You can write completely portable code for sockets. The difference is that
windows in addition to the 'regular' calls for sockets also has some
special stuff that integrates with windows itself. For instance normally
you would create a bunch of sockets and start listening on them. In a
single threaded app that means it wouldn't respond to windows messages .
So windows added its own sockets to remedy that problem. However you just
use the portable sockets all you have to do is start it in a separate
thread and let the main thread handle the message queue while the separate
thread will do a (blocking or blocking with certain timeout) 'select()' on
the portable sockets.
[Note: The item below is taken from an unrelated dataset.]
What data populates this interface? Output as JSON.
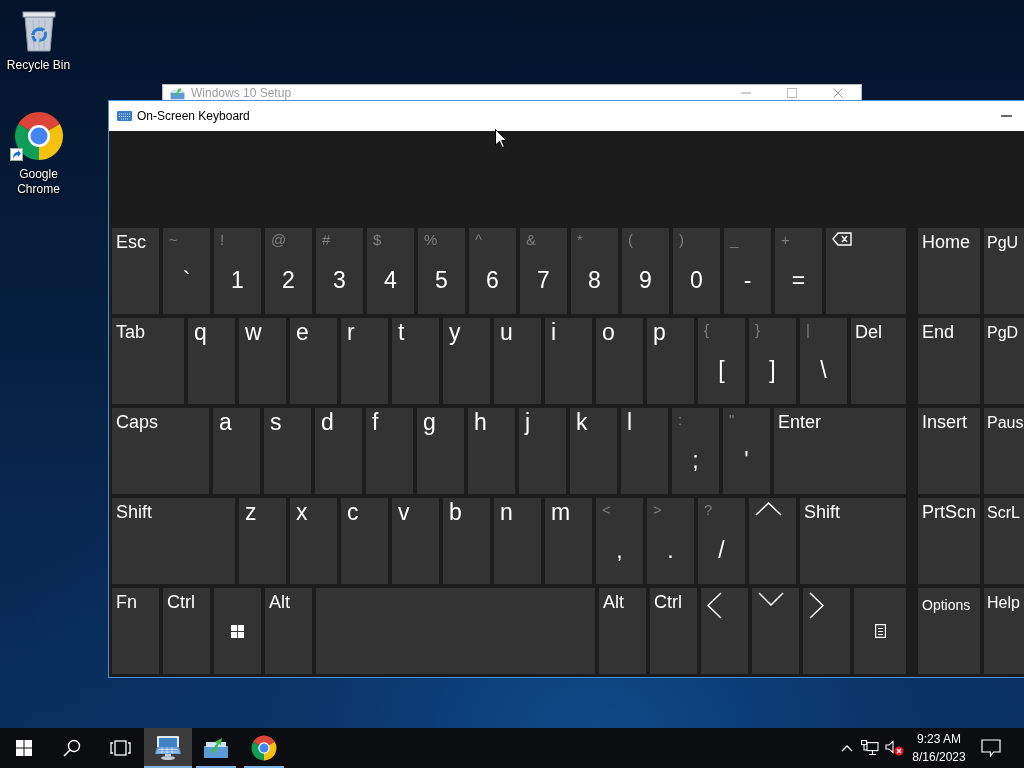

My network code works on various unix/linux as well
as on windows without problems.
Well having that said, I had a quick look in my code and there are some
very minor differences (not sure if they are actually necessary).
To get the error code
ErrorCode << Error << " " << WSAGetLastError();
ErrorCode << Error << " " << strerror( errno );
And also if you use windows sockets you have to call some function one
time in your program on startup and on exit (something like
WSAInitialize()/WSACleanup() or something) (I am too lazy to look it up
right now :-) )..
Regards, Ron AF Greve
"Rayne" <email@example.com> wrote in message
I'm interested to know what is the difference in programming using MS
Visual C++ on Windows and using the GCC compiler on Linux, i.e. what
are some of the things I can do on Visual C++ that won't compile/run
on Linux, and vice versa.
For example, I know that Windows uses the LLP64 model, while Linux
uses the LP64 model, so I can't use the long long data type when
programming on Linux. Also, the windows.h file is only available in
Windows, and can't be used on Linux. I've also read that there is also
some differences in network programming, since winsock, and especially
the underlying ip headers are much different in Windows than Unix/
Linux gcc. Is this true?